Modeling the COVID-19 Pandemic

Since February, Anderson Economic Group LLC, together with the data analytics firm Supported Intelligence, has been gathering data from multiple countries and U.S. states to model the path of the COVID-19 pandemic. We identified the situation as a crisis as early as our February 10 release, and began to release selected regional analyses in late March. Since then, we have implemented the following practices in our improved model:

  1. We use a two-wave generalized logistic model in conjunction with non-linear curve fitting.
  • We use an improved version of the same mathematical function used for disease growth (including but not limited to the SIR model).
  • Our improvements to the function include but are not limited to the ability to measure asymmetric growth, as well as secondary waves.
  • We compare results across multiple states and countries.
  1. We show the actual data.
  • We focus on a tangible concept: the number of people cases with the disease.
  • We show uncertainty, units, dates, and past prediction errors.
  • We use data compiled by the New York Times for most of the United States, and World-o-Meter for much of the rest of the world.
  1. We describe our methodology, data sources, and limitations.

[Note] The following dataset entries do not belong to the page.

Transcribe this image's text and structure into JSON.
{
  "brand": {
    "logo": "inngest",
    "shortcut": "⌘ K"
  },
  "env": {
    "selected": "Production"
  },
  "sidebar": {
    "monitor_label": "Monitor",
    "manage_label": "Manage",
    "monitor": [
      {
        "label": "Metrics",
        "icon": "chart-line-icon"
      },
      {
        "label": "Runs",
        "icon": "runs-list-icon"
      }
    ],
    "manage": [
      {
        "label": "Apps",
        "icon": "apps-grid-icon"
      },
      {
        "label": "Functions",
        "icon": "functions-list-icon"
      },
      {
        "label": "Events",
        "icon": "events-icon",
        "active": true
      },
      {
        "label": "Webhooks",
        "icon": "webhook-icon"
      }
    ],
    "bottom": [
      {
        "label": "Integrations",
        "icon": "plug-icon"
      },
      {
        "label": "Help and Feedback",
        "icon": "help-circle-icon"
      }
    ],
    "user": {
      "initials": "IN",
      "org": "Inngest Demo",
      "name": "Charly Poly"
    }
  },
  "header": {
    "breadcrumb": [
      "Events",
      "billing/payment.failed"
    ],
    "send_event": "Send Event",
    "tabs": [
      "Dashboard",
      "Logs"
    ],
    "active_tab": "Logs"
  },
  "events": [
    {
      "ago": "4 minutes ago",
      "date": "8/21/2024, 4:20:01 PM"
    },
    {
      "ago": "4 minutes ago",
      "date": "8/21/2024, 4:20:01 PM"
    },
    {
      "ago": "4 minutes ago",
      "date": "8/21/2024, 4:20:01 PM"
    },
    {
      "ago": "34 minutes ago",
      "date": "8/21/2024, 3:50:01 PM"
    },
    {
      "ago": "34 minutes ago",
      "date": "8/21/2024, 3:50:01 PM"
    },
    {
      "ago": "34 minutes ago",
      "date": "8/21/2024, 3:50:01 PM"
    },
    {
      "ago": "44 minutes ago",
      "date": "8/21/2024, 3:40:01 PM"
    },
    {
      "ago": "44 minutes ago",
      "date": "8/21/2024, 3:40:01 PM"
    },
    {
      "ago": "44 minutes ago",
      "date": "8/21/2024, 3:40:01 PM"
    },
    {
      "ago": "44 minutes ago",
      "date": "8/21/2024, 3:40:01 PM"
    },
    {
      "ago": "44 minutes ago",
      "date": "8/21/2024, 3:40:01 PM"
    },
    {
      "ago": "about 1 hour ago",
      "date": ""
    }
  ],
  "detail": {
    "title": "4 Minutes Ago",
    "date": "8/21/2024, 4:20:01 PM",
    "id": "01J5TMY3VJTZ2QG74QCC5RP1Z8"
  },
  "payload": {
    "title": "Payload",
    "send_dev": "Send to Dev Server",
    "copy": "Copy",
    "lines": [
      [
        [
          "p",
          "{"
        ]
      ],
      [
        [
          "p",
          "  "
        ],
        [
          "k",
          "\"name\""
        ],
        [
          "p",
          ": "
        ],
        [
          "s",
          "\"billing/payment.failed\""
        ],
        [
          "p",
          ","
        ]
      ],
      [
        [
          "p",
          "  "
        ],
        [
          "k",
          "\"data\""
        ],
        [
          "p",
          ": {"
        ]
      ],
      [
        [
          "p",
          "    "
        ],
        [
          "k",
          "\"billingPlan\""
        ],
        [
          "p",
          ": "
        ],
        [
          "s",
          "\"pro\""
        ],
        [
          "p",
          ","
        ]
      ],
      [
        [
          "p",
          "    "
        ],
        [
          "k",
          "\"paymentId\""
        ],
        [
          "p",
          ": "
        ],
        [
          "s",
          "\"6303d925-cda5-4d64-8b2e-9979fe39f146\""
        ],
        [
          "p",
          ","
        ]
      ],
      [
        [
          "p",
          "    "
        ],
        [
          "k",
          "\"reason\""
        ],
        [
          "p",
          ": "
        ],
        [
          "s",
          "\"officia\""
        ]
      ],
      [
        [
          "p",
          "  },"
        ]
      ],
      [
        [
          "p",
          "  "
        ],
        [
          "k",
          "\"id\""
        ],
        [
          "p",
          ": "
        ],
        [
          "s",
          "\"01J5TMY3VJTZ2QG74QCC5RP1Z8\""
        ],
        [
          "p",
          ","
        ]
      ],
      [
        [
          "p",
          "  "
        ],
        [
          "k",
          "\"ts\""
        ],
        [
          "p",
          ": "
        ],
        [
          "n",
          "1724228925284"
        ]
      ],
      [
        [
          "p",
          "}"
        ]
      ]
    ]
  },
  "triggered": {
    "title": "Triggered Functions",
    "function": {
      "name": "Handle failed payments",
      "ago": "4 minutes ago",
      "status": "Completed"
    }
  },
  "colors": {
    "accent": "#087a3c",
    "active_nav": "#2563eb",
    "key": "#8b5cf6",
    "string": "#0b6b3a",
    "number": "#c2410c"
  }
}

See the memorandum describing the methods, data, limitations, and Terms of Use for this information.